* [LISTED RECORDS]:
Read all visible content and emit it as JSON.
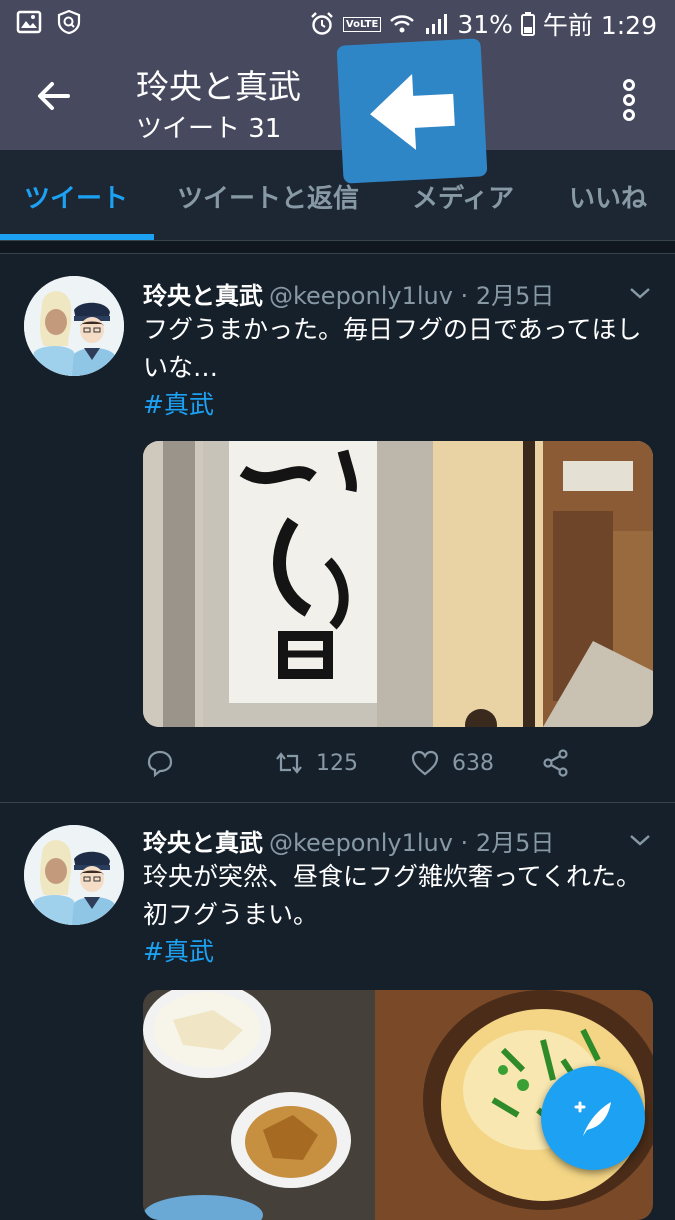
{
  "status_bar": {
    "battery": "31%",
    "time": "午前 1:29",
    "network_badge": "VoLTE",
    "icons": [
      "gallery-icon",
      "shield-icon",
      "alarm-icon",
      "wifi-icon",
      "signal-icon",
      "battery-icon"
    ]
  },
  "header": {
    "title": "玲央と真武",
    "subtitle": "ツイート 31"
  },
  "tabs": [
    {
      "label": "ツイート",
      "active": true
    },
    {
      "label": "ツイートと返信",
      "active": false
    },
    {
      "label": "メディア",
      "active": false
    },
    {
      "label": "いいね",
      "active": false
    }
  ],
  "tweets": [
    {
      "name": "玲央と真武",
      "meta": "@keeponly1luv · 2月5日",
      "text": "フグうまかった。毎日フグの日であってほしいな…",
      "hashtag": "#真武",
      "retweets": "125",
      "likes": "638"
    },
    {
      "name": "玲央と真武",
      "meta": "@keeponly1luv · 2月5日",
      "text": "玲央が突然、昼食にフグ雑炊奢ってくれた。初フグうまい。",
      "hashtag": "#真武"
    }
  ],
  "colors": {
    "accent": "#1da1f2",
    "background": "#15202b",
    "header": "#47495f",
    "overlay_arrow_box": "#2f86c7"
  }
}
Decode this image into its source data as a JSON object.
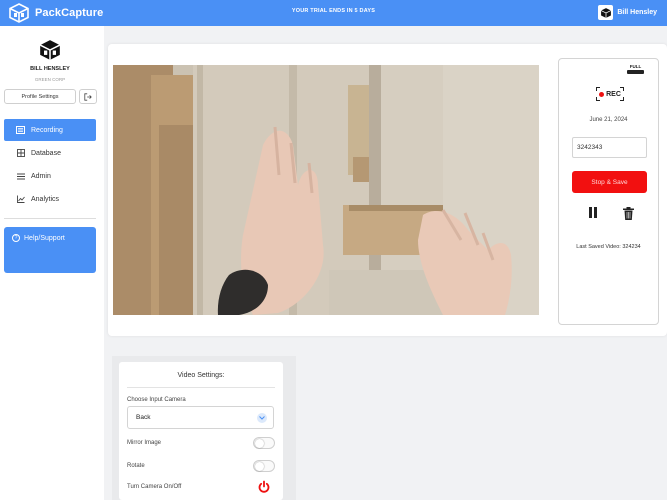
{
  "topbar": {
    "brand_name": "PackCapture",
    "trial_notice": "YOUR TRIAL ENDS IN 5 DAYS",
    "user_name": "Bill Hensley"
  },
  "sidebar": {
    "user_name": "BILL HENSLEY",
    "org_name": "GREEN CORP",
    "profile_button": "Profile Settings",
    "nav": [
      {
        "label": "Recording",
        "icon": "video-list-icon",
        "active": true
      },
      {
        "label": "Database",
        "icon": "grid-icon",
        "active": false
      },
      {
        "label": "Admin",
        "icon": "menu-icon",
        "active": false
      },
      {
        "label": "Analytics",
        "icon": "line-chart-icon",
        "active": false
      }
    ],
    "help_label": "Help/Support"
  },
  "recorder": {
    "full_badge": "FULL",
    "rec_label": "REC",
    "date": "June 21, 2024",
    "order_value": "3242343",
    "stop_save_label": "Stop & Save",
    "last_saved": "Last Saved Video: 324234"
  },
  "settings": {
    "title": "Video Settings:",
    "choose_camera_label": "Choose Input Camera",
    "camera_value": "Back",
    "mirror_label": "Mirror Image",
    "mirror_on": false,
    "rotate_label": "Rotate",
    "rotate_on": false,
    "camera_power_label": "Turn Camera On/Off"
  },
  "colors": {
    "accent": "#4a90f5",
    "record_red": "#f21010"
  }
}
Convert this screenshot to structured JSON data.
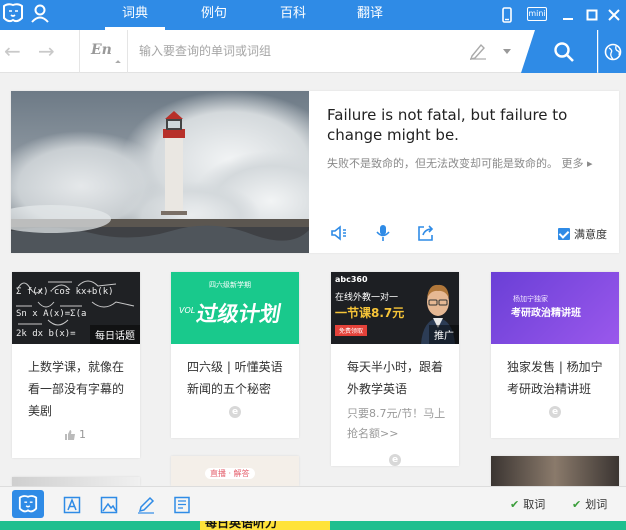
{
  "tabs": [
    "词典",
    "例句",
    "百科",
    "翻译"
  ],
  "window": {
    "mini_label": "mini"
  },
  "search": {
    "lang": "En",
    "placeholder": "输入要查询的单词或词组"
  },
  "hero": {
    "quote_en": "Failure is not fatal, but failure to change might be.",
    "quote_zh": "失败不是致命的，但无法改变却可能是致命的。",
    "more_label": "更多",
    "satisfaction_label": "满意度"
  },
  "cards": [
    {
      "title": "上数学课，就像在看一部没有字幕的美剧",
      "tag": "每日话题",
      "meta": "1"
    },
    {
      "title": "四六级 | 听懂英语新闻的五个秘密",
      "thumb_text": "过级计划",
      "thumb_top": "四六级新学期",
      "thumb_vol": "VOL"
    },
    {
      "title": "每天半小时，跟着外教学英语",
      "meta": "只要8.7元/节！马上抢名额>>",
      "tag": "推广",
      "thumb_brand": "abc360",
      "thumb_line1": "在线外教一对一",
      "thumb_line2": "一节课8.7元",
      "thumb_btn": "免费领取"
    },
    {
      "title": "独家发售 | 杨加宁考研政治精讲班",
      "thumb_text": "考研政治精讲班",
      "thumb_top": "杨加宁独家"
    }
  ],
  "partial_card": {
    "text": "直播 · 解答"
  },
  "bottom": {
    "option1": "取词",
    "option2": "划词"
  },
  "strip_text": "每日英语听力"
}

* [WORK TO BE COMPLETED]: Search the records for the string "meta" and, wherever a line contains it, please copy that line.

* [TASK OUTPUT]:
      "meta": "@keeponly1luv · 2月5日",
      "meta": "@keeponly1luv · 2月5日",
      "meta": "1"
      "meta": "只要8.7元/节！马上抢名额>>",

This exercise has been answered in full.